what communion hath light with darkness, or Christ with Belial? [2
"He, therefore, who liveth in these Christians hath 'purified their hearts by faith,' [Acts 15:9b] insomuch that everyone that has Christ in him, 'the hope of glory, purifieth himself even as He is pure.' [1 John 3:3] He is purified from pride, for Christ was lowly in heart; he is pure from desire and self-will, for Christ desired only to do the will of His Father; and he is pure from anger, in the common sense of the word, for Christ was meek and gentle. I say, in the common sense of the word; for he is angry at sin, while he is grieved for the sinner. He feels a displacency at every offense against God, but only tender compassion to the offender.
"Thus doth Jesus save his people from their sins; not only from outward sins, but from the sins of their hearts. 'True,' say some, 'but not till death, not in this world.' Nay, Saint John says: 'Herein is our love made perfect, that we may have boldness in the day of judgment; because, as He is so are we in this world.' [1 John 4:17] The apostle here, beyond all contradiction, speaks of himself and other living Christians, of whom he flatly affirms that, not only at or after death, but 'in this world,' they are 'as their Master.'
"Exactly agreeable to this are his words in the first chapter: 'God is light, and in Him is no darkness at all. [1 John 1:5] If we walk in the light, as he is in the light, we have fellowship one with another, and the blood of Jesus Christ His Son cleanseth us from all sin.' [1 John 1:7] And again: 'If we confess our sins, He is faithful and just to forgive us our sins, and to cleanse us from all unrighteousness.' [1 John 1:9] Now, it is evident, the apostle here speaks of a deliverance wrought in this world: for he saith not, The blood of Christ will cleanse (at the hour of death, or in the day of judgment), but it 'cleanseth' at the time present, us living Christians 'from all sin.' And it is equally evident that, if any sin remain, we are not cleansed from all sin. If any unrighteousness remain in the soul, it is not cleansed from all unrighteousness.
Neither let any say that this relates to justification only, or the cleansing us from the guilt of sin: first, because this is confounding together what the apostle clearly distinguishes, who mentions, first, 'to forgive us our sins,' and then 'to cleanse us from all unrighteousness; secondly, because this is asserting justification by works, in the strongest sense possible; it is making all inward, as well as all outward holiness, necessary previous to justification. For if the cleansing here spoken of is no other than the cleansing us from the guilt of sin, then we are not cleansed from guilt, that is, not justified, unless on condition of walking 'in the light, as He is in the light.' It remains, then, that Christians are saved in this world from all sin, from all unrighteousness; that they are now in such a sense perfect as not to commit sin, and to be freed from evil thoughts and evil tempers."

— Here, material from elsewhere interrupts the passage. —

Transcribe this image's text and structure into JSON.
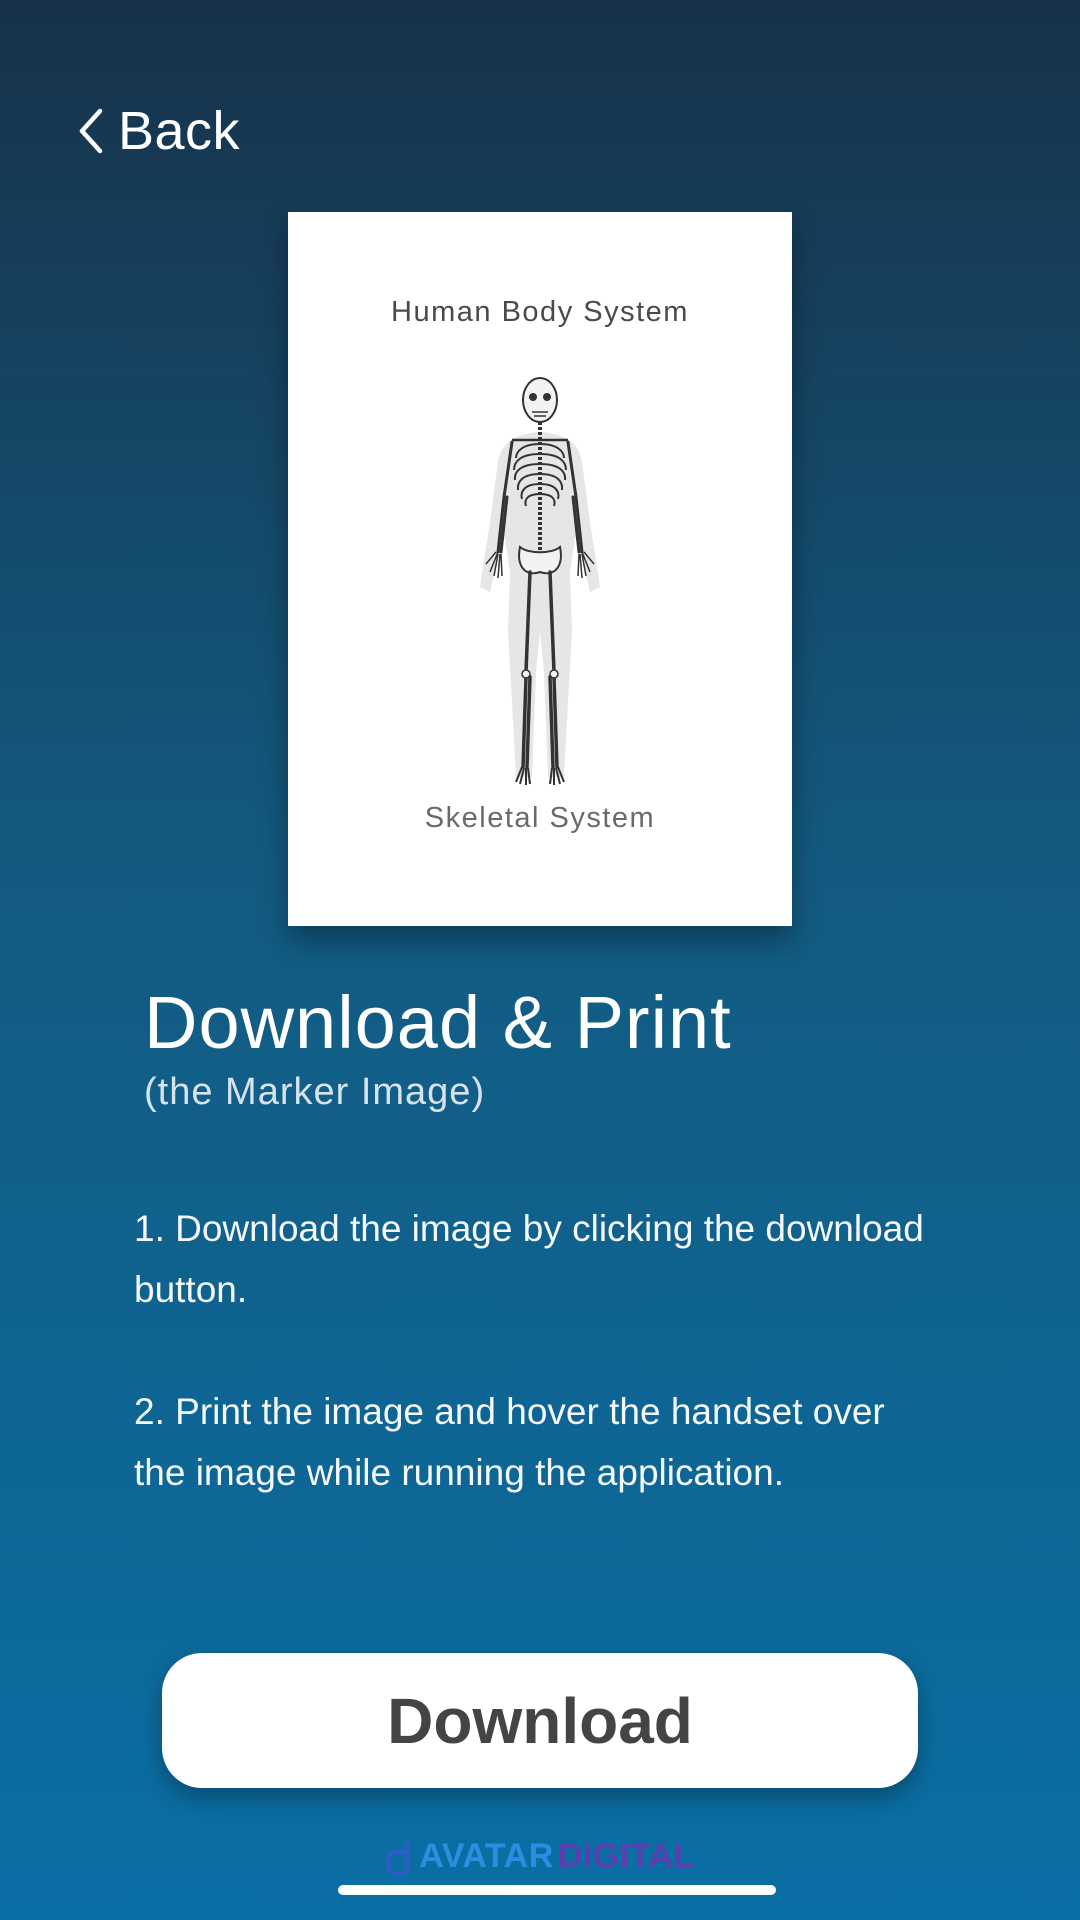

It could not be but that a discourse of this kind, which directly contradicted the favorite opinion of many, who were esteemed by others, and possibly esteemed themselves, some of the best of Christians (whereas, if these things were so, they were not Christians at all) should give no small offense. Many answers or animadversions, therefore, were expected; but I was agreeably disappointed. I do not know that any appeared; so I went quietly on my way.
John Wesley is going back to the absolute basics of Christianity. To compromise these basic understandings is to allow Christianity to be hijacked by the devil, who is the father of sin and a liar. If we compromise any of the perfection of God's creation or of heaven, and say that these things don't apply to us upon this earth, we are saying that God is a liar and unable to cleanse us from all unrighteousness.
We can lie to ourselves and preserve our "pet sins", and find all kinds of excuses for them, but this will never alter the truth that God is faithful and true to forgive us and to cleanse us from all unrighteousness.
Christian perfection is a reality for the here and now, if we truly desire it. "For we are His workmanship, created in Christ Jesus for good works, which God prepared beforehand, that we should walk in them." (Ephesians 2:10)